NCJ Number
Federal Probation Volume: 76 Issue: 2 Dated: September 2012 Pages: 21-26
David Martin; James F. Metcalf
Date Published
September 2012
6 pages
This article identifies the challenges and business practices of the Federal District of Arizona in managing its high volume of pretrial services investigations.

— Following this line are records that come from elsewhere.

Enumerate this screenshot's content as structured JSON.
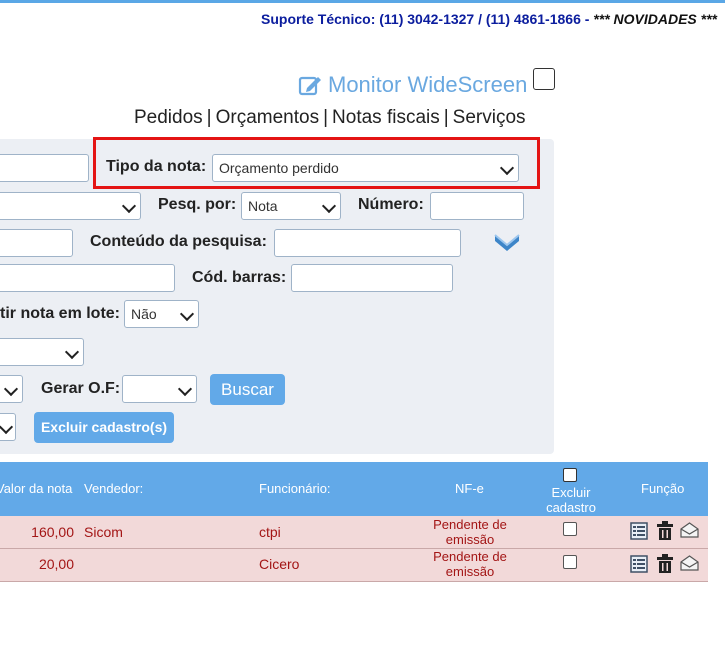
{
  "header": {
    "support_text": "Suporte Técnico: (11) 3042-1327 / (11) 4861-1866 - ",
    "novidades": "*** NOVIDADES ***",
    "monitor_label": "Monitor WideScreen"
  },
  "nav": {
    "pedidos": "Pedidos",
    "orcamentos": "Orçamentos",
    "notas_fiscais": "Notas fiscais",
    "servicos": "Serviços",
    "separator": "|"
  },
  "filters": {
    "tipo_nota_label": "Tipo da nota:",
    "tipo_nota_value": "Orçamento perdido",
    "pesq_por_label": "Pesq. por:",
    "pesq_por_value": "Nota",
    "numero_label": "Número:",
    "conteudo_label": "Conteúdo da pesquisa:",
    "cod_barras_label": "Cód. barras:",
    "lote_label": "tir nota em lote:",
    "lote_value": "Não",
    "gerar_of_label": "Gerar O.F:",
    "buscar_button": "Buscar",
    "excluir_cadastros_button": "Excluir cadastro(s)"
  },
  "table": {
    "headers": {
      "valor": "Valor da nota",
      "vendedor": "Vendedor:",
      "funcionario": "Funcionário:",
      "nfe": "NF-e",
      "excluir": "Excluir cadastro",
      "funcao": "Função"
    },
    "rows": [
      {
        "valor": "160,00",
        "vendedor": "Sicom",
        "funcionario": "ctpi",
        "nfe": "Pendente de emissão"
      },
      {
        "valor": "20,00",
        "vendedor": "",
        "funcionario": "Cicero",
        "nfe": "Pendente de emissão"
      }
    ]
  },
  "colors": {
    "accent": "#62a9e8",
    "highlight_border": "#e41414",
    "row_background": "#f2d9d9",
    "row_text": "#a31515",
    "support_text": "#0b1d9e"
  }
}
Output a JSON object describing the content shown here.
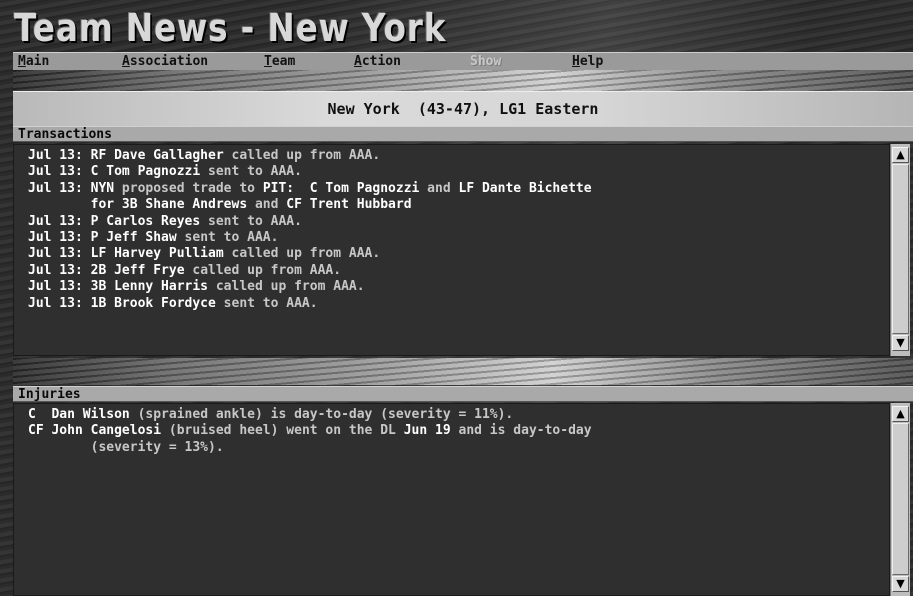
{
  "window": {
    "title": "Team News - New York"
  },
  "menu": [
    {
      "label": "Main",
      "accel": "M",
      "rest": "ain",
      "enabled": true
    },
    {
      "label": "Association",
      "accel": "A",
      "rest": "ssociation",
      "enabled": true
    },
    {
      "label": "Team",
      "accel": "T",
      "rest": "eam",
      "enabled": true
    },
    {
      "label": "Action",
      "accel": "A",
      "rest": "ction",
      "enabled": true
    },
    {
      "label": "Show",
      "accel": "",
      "rest": "Show",
      "enabled": false
    },
    {
      "label": "Help",
      "accel": "H",
      "rest": "elp",
      "enabled": true
    }
  ],
  "header": {
    "team_line": "New York  (43-47), LG1 Eastern"
  },
  "transactions": {
    "label": "Transactions",
    "lines": [
      [
        {
          "t": "Jul 13: RF Dave Gallagher",
          "b": true
        },
        {
          "t": " called up from AAA.",
          "b": false
        }
      ],
      [
        {
          "t": "Jul 13: C Tom Pagnozzi",
          "b": true
        },
        {
          "t": " sent to AAA.",
          "b": false
        }
      ],
      [
        {
          "t": "Jul 13: NYN",
          "b": true
        },
        {
          "t": " proposed trade to ",
          "b": false
        },
        {
          "t": "PIT:  C Tom Pagnozzi",
          "b": true
        },
        {
          "t": " and ",
          "b": false
        },
        {
          "t": "LF Dante Bichette",
          "b": true
        }
      ],
      [
        {
          "t": "        for 3B Shane Andrews",
          "b": true
        },
        {
          "t": " and ",
          "b": false
        },
        {
          "t": "CF Trent Hubbard",
          "b": true
        }
      ],
      [
        {
          "t": "Jul 13: P Carlos Reyes",
          "b": true
        },
        {
          "t": " sent to AAA.",
          "b": false
        }
      ],
      [
        {
          "t": "Jul 13: P Jeff Shaw",
          "b": true
        },
        {
          "t": " sent to AAA.",
          "b": false
        }
      ],
      [
        {
          "t": "Jul 13: LF Harvey Pulliam",
          "b": true
        },
        {
          "t": " called up from AAA.",
          "b": false
        }
      ],
      [
        {
          "t": "Jul 13: 2B Jeff Frye",
          "b": true
        },
        {
          "t": " called up from AAA.",
          "b": false
        }
      ],
      [
        {
          "t": "Jul 13: 3B Lenny Harris",
          "b": true
        },
        {
          "t": " called up from AAA.",
          "b": false
        }
      ],
      [
        {
          "t": "Jul 13: 1B Brook Fordyce",
          "b": true
        },
        {
          "t": " sent to AAA.",
          "b": false
        }
      ]
    ]
  },
  "injuries": {
    "label": "Injuries",
    "lines": [
      [
        {
          "t": "C  Dan Wilson",
          "b": true
        },
        {
          "t": " (sprained ankle) is day-to-day (severity = 11%).",
          "b": false
        }
      ],
      [
        {
          "t": "CF John Cangelosi",
          "b": true
        },
        {
          "t": " (bruised heel) went on the DL ",
          "b": false
        },
        {
          "t": "Jun 19",
          "b": true
        },
        {
          "t": " and is day-to-day",
          "b": false
        }
      ],
      [
        {
          "t": "        (severity = 13%).",
          "b": false
        }
      ]
    ]
  },
  "scroll_icons": {
    "up": "▲",
    "down": "▼"
  }
}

Due to the emphasis on border enforcement, pretrial activations (investigations) have increased 195 percent in the district over the past 3 years. In fiscal year 2011, 91 percent of the investigations were abbreviated, "modified" reports on non-citizens. These reports contain the defendant's basic identifying information, charges, immigration status, criminal history, assessments of non-appearance and danger, and a recommendation. The other 9 percent are full investigations that also include the defendant's personal history obtained from a defendant interview, and verifications made by collateral sources. Most charges involve immigration (81 percent) and drugs (15 percent). Staffing levels have risen from 59 full-time equivalents (FTEs) as of September 2008 to 69 FTEs in September 2011. The Probation and Pretrial Services Automated Case Tracking System (PACTS) database has enabled the pretrial services agency to share the workload throughout the district on the high number of modified reports generated in Tucson and Yuma. PACTS allows the officer or officer assistant to conduct the criminal records check and prepare a modified bail report so that it is accessible to any of the offices in the district. This article also describes some ways that pretrial services help other members of the court family fulfill their responsibilities. The second part of the article presents a U.S. magistrate judge's perspective on the importance of the quality of pretrial services reports in sentencing, particularly in cases in which the defendant is charged with both a felony and a misdemeanor, followed by a plea bargain that includes dismissal of the felony. In such cases, the magistrate judge may have only the pretrial services report upon which to base sentencing. 3 tables and 1 figure